Whilst seemingly simple as a concept, it makes for an overwhelmingly complicated listen. 'Fire', for example, starts with a set of snares on a drum machine that is of such a pitch and pace it wouldn’t be out of place at an 80's disco; fast forward a mere minute or two and the listener is being barraged with fuzzy garage rock that’s taken a leaf out of the punk movement. 'Gorgoroth' is comprised of so many elements fused together in so many ways it isn’t far off having an identity crisis as it results in what can only be described as an incomprehensive mess. The vocals on ‘Isn’t Love', meanwhile, are sung with such a lack of conviction it’s as if Long didn’t want them involved in the first place. The structure - or lack thereof - makes for a frustrating experience; just as the music and listener is getting into its groove, the song takes an unexpected turn and is suddenly embracing an entirely different outlook on life to that of its predecessor. Of course this frustration dissipates with every listen as the intricate nooks and crannies gradually reveal themselves, though the same cannot be said about the feeling of bafflement. Long is undoubtedly an exceptionally talented musician but one cannot help but surmise that this admirable albeit lofty concept does - in parts - get in the way of this talent being truly expressed.

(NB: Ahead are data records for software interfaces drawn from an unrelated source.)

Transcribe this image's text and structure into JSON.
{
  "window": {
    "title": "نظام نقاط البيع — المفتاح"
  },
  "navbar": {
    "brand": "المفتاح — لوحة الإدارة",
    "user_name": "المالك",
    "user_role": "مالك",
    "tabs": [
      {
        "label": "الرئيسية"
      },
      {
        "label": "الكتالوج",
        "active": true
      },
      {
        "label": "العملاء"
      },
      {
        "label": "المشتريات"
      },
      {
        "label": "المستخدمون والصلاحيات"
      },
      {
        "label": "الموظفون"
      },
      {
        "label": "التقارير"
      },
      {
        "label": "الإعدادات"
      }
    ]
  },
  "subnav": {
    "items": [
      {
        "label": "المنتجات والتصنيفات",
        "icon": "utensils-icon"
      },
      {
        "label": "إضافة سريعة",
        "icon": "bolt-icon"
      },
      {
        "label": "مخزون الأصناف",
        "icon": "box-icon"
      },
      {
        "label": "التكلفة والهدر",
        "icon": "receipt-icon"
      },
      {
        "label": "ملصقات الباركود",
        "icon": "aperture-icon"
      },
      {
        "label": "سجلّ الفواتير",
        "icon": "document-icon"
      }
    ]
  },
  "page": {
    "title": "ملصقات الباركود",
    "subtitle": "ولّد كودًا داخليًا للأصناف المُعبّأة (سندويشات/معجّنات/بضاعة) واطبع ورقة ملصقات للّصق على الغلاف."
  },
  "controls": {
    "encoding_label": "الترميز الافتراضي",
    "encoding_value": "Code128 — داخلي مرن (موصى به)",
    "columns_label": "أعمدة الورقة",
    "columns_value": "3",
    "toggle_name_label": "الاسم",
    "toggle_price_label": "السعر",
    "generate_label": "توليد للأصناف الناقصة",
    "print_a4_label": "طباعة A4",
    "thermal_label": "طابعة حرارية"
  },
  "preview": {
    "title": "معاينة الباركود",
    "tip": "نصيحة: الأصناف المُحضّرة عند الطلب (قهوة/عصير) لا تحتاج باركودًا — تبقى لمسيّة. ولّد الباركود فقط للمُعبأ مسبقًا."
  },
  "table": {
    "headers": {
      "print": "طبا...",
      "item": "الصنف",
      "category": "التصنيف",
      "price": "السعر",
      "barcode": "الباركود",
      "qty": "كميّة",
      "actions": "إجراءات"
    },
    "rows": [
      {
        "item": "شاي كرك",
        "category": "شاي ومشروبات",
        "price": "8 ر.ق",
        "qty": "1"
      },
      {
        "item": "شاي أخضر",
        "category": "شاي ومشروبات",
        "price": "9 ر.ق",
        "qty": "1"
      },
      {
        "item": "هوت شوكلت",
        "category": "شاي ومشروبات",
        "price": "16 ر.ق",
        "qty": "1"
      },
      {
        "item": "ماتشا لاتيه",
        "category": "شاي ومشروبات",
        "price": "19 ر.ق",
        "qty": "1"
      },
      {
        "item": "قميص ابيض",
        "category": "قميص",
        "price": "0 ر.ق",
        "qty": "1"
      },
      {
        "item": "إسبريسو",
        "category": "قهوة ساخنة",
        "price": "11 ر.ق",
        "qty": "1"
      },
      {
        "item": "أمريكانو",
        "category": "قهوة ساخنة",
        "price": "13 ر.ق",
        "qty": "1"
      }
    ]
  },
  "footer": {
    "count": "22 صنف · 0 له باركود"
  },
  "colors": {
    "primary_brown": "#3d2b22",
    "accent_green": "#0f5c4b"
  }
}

Fortunately this is a brushstroke that doesn’t tarnish the entire album as there are several moments when Long’s ability and technique come to the fore; that this nearly always happens when matters are stripped down and the listener can thankfully see the forest for the trees could be an argument that subjectivity is trumping objectivity in this review, alas it is the case. The guitar solo on ‘Intro of Light’ is reminiscent of latter day The Strokes, the synths and guitar strings to-ing and fro-ing in compelling contrast. Similarly, the guitar hook on 'Since I Found You' is typically Dodos; warm, friendly and embracing, and yet - through Long’s exquisite deftness - walks the line between optimism and sorrow. 'Velour' is enthralling drama through and through, amongst the wall of noise a string of synths being played in such a way they’re akin to the brass section in a gallivanting big band.
Album closer 'OMD' is an accurate representation of the album and is, as a result, somewhat irking. It begins with an attractive fusion of pulsing synths and plucked guitar, showcasing the pleasant LP that might’ve been. Alas, the vocals are introduced seemingly reluctantly before the piece descends into a strange balance of it doing everything and nothing at the same time. There are noise, tone and beats and yet there is nothing concrete to hold onto. There is no doubting that FAN and Barton’s Den had the respective ability and elements to make something great, just they weren’t put together quite in the right way. This outcome ultimately falls at the feet of Long’s multiple concepts at play; whilst the unstructured structure and shift to synth might make for a commendable piece of art, they also make for an album that’s set to be eternally difficult to listen to and a reminder of what could have been.